What is your Research Focus?
I am a qualitative sociologist who works on issues of race/racism in and through science and technology. Specifically, my work is situated within a growing new area of inquiry, the sociology of the neurosciences. The recent explosion of brain research has dramatically affected the way we understand health, cognition, subjectivity, and the body. By reframing the brain as knowable, plastic, and above all biosocial space, the neurosciences are pioneering an innovative path towards advancing health, and indeed, social life itself. Such health and social benefits, however, cannot be divorced from the potential sociopolitical pitfalls and bioethical risks of these new brain-based ways of knowing. My chief concern, and the larger sociological challenge, is to help elucidate how these new brain configurations can make new and reconstitute problematic social imaginaries of health and life that limit their social productivity and to help illuminate how such technical advances can potentially help challenge existing social inequities for those populations most at need.
My book, Conviction: The Making and Unmaking of The Violent Brain (Stanford University Press, 2021), traces the development of neuroimaging research on anti-social behavior. I show that the “violent brain construct” does not, or cannot, handle the peculiar social dynamics that help stratify life experiences. As a result, I caution against attempts to quantify and “see” the brain as a predictor of complex violent and criminal behaviors. I have two ongoing projects. The first project focuses on the social implications and challenges of operationalizing racial prejudice, implicit bias, and identity as neurobiological processes. Here, I study how the neuroscience of implicit bias has been developed and operationalized as a potential brain-based intervention for social inequity. My second project seeks to understand and (re)new bonds between social justice and (neuro)science. This research concerns the politics of science, aiming to elucidate both the socio-political vulnerabilities and anti-racist promises for contemporary neuroscientific practices.

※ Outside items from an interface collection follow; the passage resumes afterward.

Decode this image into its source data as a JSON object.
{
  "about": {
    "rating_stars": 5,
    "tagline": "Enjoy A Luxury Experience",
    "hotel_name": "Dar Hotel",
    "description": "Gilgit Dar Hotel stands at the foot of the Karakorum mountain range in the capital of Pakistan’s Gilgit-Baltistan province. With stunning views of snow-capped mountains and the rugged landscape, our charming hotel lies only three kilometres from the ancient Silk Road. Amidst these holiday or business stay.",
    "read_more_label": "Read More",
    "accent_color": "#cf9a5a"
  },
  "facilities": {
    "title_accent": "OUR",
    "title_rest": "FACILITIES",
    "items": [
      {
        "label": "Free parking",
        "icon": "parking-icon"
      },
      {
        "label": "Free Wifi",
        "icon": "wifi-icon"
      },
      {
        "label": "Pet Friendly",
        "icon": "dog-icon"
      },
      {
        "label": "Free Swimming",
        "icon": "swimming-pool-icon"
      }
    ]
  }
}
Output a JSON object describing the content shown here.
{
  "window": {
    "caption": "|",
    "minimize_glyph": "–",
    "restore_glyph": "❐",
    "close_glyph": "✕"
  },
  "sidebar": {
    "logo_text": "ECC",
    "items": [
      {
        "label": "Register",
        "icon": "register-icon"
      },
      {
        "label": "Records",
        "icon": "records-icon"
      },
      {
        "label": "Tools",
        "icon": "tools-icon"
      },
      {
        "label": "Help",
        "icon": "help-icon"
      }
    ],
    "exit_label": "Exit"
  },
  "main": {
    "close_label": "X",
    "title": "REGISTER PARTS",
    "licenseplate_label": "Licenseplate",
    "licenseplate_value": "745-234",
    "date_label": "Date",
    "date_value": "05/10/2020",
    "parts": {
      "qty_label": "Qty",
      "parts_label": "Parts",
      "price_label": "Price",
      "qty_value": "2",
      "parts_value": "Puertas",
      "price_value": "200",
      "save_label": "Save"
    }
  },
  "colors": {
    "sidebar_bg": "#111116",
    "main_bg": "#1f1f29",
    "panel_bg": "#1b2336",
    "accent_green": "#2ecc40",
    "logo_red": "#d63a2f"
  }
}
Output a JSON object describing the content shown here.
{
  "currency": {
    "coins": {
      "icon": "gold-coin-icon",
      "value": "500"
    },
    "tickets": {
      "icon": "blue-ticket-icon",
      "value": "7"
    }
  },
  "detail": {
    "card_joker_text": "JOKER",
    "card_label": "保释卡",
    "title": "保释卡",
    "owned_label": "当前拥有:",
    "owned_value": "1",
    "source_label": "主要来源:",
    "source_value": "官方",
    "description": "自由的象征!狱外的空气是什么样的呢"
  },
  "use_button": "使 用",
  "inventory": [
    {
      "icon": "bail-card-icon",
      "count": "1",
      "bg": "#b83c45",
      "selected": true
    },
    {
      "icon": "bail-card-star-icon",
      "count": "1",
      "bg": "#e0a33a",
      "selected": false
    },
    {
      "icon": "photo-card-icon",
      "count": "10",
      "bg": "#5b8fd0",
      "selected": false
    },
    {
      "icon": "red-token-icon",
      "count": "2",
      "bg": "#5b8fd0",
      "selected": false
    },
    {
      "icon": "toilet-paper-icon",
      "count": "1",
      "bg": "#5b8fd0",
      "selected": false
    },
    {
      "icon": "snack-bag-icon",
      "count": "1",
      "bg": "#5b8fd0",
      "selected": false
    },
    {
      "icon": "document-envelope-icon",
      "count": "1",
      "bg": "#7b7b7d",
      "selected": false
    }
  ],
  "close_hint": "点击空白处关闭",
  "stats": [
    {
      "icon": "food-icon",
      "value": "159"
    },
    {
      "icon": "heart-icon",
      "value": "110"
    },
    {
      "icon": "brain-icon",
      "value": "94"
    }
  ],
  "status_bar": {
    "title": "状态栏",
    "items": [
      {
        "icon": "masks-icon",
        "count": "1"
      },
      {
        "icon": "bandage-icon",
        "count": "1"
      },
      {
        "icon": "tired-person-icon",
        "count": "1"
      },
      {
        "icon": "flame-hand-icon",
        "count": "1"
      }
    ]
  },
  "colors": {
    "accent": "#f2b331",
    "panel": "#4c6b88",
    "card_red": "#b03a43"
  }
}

I teach courses at UW on the social (racialized) implications of science & technology; theories of race and blackness; and bioethics and biopolitics of biomedical knowledge.
What opportunities at the UW excite you?
I’m excited to establish greater connections and collaborations between the STEM and biomedical fields, on one hand, and the social and humanist sciences, on the other, to better envision and work toward equity and social justice. Disrupting systemic inequities in and/or through practices of science, technology, and medicine, requires more than critique. Instead, it will require imagination, a new vision that refuses to adhere to the old logics of “scientific neutrality;” that is, an embracement of a new politic that truly recognizes how inequality remakes itself through our everyday, quotidian social and scientific practices, procedures, and aims. Even in my short time here, I already see a great amount of excitement for interdisciplinary opportunities (empirical, theoretical, pedagogical, and policy-based) for us at UW to lead such efforts that will help produce the kinds of science, technology, and medicine, indeed knowledge, that will better serve and represent us all.